A coalition of business groups in Northern Virginia is launching a campaign to shave 15 to 20 percent from the price of the average new home by loosening Fairfax County's building regulations.
If more lower-priced homes were available, middle-income households would be able to buy them instead of crowding lower-income families out of the rental market, said William Bestimt, president of the Fairfax County Chamber of Commerce. The chamber, the Northern Virginia Builders Association and the Northern Virginia Board of Realtors plans to sell this message to citizens associations, civic clubs and parent-teacher groups using speeches and educational films.
The coalition has not yet set a timetable for launching its educational program.
Its efforts coincide with the county Board of Supervisors' call for the private sector to get involved in solving the low-income-housing problem. But the initiative is getting a cool response from some supervisors.
"In my experience, builders don't pass the full savings on to the consumer. I'm sympathetic to the extent that we eliminate unnecessary costs, but to the extent that we are chiseling away at inspection standards and lowering overall quality, I don't support it," said Supervisor Thomas Davis III, chairman of the board's housing subcommittee.
Supervisor James M. Scott said low-cost housing for sale is a short-term panacea for the housing crisis. The county worked successfully with Yeonas Co. to reduce housing costs at Lake Braddock, only to find that prices shot up when the second and third buyer purchased them, Scott said.
"It was a windfall for people selling. It didn't keep the lower-priced housing in the market," he asserted.
Bestimt is ready for such skepticism. "People need to see this is not a fast and loose way to feather the builder's nest," he said. "It's a way to make housing more affordable."
The coalition offers the following suggestions for keeping costs down:
* Streamlining the development review process to reduce processing time.
* Encouraging cluster developments that reduce sewer and water line runs.
* Allowing innovative and cheaper construction materials such as PVC pipes.
* Providing higher-density zoning.
These measures could produce savings that would make median-priced homes in Northern Virginia affordable to families with the median income, Bestimt said. Median means one-half is higher and one-half is lower.
Statistics compiled by the Northern Virginia Builders Association show that even in affluent Fairfax County, 9 percent of median-income households could not afford a median-priced house ($108,933) in 1983. In Manassas Park, the median-income family had only 57 percent of the income needed to become home owners in 1983, NVBA said.
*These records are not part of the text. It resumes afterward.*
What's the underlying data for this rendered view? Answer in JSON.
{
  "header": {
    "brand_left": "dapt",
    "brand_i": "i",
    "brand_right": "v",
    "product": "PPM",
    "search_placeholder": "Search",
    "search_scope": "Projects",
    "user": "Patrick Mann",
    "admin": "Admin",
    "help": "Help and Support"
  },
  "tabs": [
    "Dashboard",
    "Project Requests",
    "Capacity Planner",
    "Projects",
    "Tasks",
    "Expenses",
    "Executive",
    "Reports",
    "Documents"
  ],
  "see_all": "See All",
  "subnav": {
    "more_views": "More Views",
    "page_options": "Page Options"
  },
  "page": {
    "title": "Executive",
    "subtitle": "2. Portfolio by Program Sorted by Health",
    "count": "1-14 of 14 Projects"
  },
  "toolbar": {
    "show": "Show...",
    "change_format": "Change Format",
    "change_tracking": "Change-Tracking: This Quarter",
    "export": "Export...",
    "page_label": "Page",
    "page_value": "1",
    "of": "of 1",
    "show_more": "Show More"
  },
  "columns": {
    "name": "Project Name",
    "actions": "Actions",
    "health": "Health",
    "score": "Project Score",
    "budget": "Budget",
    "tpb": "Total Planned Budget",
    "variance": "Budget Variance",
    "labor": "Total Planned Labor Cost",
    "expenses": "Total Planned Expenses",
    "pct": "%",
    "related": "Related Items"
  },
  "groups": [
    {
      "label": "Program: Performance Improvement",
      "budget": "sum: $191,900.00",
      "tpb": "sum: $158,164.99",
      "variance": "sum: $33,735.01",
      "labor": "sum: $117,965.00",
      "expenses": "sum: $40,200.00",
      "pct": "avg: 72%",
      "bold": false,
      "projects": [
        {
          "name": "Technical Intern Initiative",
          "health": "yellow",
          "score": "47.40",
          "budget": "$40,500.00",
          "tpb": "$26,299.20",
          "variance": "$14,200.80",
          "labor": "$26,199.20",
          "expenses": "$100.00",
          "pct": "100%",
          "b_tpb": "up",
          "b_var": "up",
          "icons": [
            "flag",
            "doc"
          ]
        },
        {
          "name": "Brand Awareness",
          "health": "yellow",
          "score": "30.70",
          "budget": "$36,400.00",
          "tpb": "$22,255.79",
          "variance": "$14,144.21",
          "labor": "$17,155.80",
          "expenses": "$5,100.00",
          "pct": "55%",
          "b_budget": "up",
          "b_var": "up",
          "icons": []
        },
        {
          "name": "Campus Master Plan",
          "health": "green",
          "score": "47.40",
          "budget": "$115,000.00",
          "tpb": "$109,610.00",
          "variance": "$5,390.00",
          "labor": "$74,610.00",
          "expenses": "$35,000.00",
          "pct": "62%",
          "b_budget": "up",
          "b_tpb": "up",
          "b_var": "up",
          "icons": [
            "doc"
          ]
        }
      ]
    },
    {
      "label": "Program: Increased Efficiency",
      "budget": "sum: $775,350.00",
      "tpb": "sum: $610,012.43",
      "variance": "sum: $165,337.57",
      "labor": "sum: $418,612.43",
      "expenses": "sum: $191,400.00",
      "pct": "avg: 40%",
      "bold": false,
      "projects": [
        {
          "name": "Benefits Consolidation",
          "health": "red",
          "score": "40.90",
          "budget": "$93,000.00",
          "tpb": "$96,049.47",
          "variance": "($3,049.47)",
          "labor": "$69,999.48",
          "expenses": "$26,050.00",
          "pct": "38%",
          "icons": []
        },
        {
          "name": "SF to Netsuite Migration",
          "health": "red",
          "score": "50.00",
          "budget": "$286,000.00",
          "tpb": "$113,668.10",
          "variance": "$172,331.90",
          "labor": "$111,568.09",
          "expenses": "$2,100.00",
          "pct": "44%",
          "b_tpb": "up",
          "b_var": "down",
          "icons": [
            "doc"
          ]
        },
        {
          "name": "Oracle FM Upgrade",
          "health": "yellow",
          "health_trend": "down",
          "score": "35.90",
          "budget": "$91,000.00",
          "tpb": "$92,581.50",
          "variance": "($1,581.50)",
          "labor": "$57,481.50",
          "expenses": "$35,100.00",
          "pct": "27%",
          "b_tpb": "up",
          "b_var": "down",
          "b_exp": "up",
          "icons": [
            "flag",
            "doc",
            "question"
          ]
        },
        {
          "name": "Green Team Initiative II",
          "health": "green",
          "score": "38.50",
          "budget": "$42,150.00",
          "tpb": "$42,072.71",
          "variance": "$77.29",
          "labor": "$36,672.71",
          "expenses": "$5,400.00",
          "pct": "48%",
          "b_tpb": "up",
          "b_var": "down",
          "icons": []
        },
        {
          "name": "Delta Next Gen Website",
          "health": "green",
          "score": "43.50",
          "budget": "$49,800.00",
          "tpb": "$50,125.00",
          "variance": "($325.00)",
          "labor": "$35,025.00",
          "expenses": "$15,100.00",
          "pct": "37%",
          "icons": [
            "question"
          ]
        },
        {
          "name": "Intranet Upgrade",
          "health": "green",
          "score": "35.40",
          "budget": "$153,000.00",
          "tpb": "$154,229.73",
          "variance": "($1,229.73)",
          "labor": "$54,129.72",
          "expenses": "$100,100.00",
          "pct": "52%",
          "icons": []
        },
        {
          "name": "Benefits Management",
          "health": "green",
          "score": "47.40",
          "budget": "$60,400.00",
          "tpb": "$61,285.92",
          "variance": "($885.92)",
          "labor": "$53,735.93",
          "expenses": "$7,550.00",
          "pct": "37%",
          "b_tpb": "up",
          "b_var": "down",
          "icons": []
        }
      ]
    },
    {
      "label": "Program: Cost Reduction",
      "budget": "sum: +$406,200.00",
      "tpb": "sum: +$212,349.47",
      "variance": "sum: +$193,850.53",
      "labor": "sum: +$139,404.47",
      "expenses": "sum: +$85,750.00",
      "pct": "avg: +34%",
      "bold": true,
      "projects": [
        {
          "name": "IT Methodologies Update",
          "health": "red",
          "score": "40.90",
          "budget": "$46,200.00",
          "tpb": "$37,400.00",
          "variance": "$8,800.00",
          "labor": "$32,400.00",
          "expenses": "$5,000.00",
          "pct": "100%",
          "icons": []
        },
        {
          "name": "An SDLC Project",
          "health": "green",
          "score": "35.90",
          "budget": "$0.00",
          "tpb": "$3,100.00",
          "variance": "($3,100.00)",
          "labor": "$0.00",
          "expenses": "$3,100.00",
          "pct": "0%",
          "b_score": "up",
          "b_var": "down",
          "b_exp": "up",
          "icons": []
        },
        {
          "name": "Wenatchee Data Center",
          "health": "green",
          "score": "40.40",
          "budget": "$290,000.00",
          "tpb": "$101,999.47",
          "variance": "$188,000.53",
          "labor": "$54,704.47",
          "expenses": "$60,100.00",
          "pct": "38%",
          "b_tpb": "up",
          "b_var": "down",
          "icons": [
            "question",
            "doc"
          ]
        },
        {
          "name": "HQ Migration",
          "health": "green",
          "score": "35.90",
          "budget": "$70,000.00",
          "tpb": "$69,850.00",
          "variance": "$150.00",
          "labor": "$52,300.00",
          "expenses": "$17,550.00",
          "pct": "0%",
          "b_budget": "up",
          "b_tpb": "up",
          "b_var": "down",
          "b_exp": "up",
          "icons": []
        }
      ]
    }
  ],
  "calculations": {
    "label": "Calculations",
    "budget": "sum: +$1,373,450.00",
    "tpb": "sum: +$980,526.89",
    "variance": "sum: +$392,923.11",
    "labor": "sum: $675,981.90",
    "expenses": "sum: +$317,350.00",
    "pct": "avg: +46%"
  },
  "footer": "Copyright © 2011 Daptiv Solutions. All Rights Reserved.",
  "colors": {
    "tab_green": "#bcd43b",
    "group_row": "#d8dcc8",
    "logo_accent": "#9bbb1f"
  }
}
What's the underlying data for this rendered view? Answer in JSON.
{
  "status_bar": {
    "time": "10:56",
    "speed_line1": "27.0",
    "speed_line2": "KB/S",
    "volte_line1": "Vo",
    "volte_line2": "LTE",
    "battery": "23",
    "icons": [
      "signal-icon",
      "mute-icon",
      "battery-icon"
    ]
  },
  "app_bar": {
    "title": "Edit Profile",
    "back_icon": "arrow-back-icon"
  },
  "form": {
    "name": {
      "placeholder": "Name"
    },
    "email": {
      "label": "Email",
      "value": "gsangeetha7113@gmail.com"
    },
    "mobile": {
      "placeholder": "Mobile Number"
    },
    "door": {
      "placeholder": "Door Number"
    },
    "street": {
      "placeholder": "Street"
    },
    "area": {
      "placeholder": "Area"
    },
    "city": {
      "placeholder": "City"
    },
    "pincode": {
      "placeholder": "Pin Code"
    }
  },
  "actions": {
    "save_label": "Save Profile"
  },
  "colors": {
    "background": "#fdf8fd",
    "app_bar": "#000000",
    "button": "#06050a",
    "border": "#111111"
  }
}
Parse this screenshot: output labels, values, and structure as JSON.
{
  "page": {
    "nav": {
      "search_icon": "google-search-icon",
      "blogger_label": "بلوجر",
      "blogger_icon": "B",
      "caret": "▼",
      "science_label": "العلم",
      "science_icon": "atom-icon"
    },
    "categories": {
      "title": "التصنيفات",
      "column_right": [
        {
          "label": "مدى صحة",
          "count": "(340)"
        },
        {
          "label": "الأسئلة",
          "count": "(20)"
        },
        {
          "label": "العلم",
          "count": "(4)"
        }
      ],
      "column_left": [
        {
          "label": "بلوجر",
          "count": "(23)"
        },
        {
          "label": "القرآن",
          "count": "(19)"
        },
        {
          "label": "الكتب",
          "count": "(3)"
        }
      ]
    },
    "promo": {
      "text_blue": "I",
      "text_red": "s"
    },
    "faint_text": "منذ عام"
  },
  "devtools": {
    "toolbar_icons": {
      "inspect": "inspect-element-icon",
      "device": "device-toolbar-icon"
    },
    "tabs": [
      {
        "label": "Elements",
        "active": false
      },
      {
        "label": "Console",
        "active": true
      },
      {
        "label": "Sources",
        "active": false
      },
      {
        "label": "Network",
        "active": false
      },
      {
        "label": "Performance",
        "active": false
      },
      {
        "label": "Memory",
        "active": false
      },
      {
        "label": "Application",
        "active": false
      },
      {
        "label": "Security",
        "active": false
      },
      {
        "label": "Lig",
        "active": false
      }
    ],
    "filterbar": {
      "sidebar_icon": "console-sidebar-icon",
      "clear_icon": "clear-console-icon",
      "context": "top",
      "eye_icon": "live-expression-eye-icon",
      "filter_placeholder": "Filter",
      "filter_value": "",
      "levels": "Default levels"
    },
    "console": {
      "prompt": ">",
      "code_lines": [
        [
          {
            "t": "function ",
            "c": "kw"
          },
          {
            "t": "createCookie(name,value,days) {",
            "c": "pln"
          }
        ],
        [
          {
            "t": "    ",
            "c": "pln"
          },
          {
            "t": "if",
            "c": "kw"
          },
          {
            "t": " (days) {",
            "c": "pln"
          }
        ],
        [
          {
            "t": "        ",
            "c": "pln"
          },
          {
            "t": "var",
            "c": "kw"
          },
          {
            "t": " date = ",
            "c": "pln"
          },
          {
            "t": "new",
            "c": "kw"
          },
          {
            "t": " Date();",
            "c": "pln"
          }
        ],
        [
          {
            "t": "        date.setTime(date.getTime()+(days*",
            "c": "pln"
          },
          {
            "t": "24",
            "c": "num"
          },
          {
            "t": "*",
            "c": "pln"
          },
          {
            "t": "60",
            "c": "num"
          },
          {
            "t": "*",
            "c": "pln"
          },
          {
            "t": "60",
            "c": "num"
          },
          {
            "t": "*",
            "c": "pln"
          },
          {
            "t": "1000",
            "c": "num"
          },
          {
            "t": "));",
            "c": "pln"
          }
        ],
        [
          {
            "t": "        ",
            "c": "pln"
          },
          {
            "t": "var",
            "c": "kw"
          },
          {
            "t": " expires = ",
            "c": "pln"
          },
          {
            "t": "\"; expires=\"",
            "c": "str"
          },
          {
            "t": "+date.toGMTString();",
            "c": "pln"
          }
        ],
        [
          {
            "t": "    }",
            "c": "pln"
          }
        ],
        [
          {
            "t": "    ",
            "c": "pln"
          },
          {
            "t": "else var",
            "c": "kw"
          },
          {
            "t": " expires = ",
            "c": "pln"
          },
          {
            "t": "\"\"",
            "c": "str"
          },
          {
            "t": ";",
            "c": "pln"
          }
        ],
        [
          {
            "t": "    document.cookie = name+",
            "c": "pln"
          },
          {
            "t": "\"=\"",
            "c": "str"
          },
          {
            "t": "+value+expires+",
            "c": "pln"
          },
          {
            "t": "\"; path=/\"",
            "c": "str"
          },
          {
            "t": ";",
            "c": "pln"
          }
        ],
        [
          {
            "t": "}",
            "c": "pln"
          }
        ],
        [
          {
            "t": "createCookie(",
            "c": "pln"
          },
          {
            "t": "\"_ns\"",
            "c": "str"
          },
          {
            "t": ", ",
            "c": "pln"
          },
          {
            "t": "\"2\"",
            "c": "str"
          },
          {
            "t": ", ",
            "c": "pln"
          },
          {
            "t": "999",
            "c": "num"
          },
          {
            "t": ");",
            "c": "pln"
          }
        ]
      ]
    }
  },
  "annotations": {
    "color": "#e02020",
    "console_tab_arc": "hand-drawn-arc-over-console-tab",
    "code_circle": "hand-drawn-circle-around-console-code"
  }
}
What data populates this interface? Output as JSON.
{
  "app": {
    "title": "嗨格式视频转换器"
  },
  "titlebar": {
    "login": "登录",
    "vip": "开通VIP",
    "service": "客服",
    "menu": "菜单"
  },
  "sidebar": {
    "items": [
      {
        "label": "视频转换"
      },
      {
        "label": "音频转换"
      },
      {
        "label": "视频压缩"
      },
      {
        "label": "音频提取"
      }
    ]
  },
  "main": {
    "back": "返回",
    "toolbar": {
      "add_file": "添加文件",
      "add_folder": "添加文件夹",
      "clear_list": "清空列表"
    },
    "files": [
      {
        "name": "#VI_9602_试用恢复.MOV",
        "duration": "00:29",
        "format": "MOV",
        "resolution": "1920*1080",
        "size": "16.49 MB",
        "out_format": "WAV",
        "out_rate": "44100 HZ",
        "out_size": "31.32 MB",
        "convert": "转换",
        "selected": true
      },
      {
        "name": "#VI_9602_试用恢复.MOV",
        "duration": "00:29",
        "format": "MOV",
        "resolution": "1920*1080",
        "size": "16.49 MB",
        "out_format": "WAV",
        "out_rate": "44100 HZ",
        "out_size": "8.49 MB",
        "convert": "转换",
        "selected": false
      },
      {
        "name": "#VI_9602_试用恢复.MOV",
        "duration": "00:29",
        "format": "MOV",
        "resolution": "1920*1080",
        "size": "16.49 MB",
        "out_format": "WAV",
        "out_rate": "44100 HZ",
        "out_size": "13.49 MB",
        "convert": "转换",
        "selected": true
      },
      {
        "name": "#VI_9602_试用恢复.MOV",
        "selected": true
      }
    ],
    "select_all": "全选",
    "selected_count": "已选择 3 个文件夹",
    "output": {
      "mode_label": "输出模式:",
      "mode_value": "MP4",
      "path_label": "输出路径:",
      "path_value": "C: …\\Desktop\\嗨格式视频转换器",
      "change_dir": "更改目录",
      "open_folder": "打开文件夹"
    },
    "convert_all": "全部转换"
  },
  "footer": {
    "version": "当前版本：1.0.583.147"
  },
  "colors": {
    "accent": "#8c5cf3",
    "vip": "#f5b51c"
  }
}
Median income in Fairfax County was $47,100 in 1983.
By presenting these facts to citizens associations, the coalition hopes to build a groundswell of support for regulatory change, former NVBA president William Berry said. This would create the political environment needed for reform, he said.
"What it requires is politicians to stand up and say there is nowhere for median-income families to live in this county and we are going to do something about," Berry said.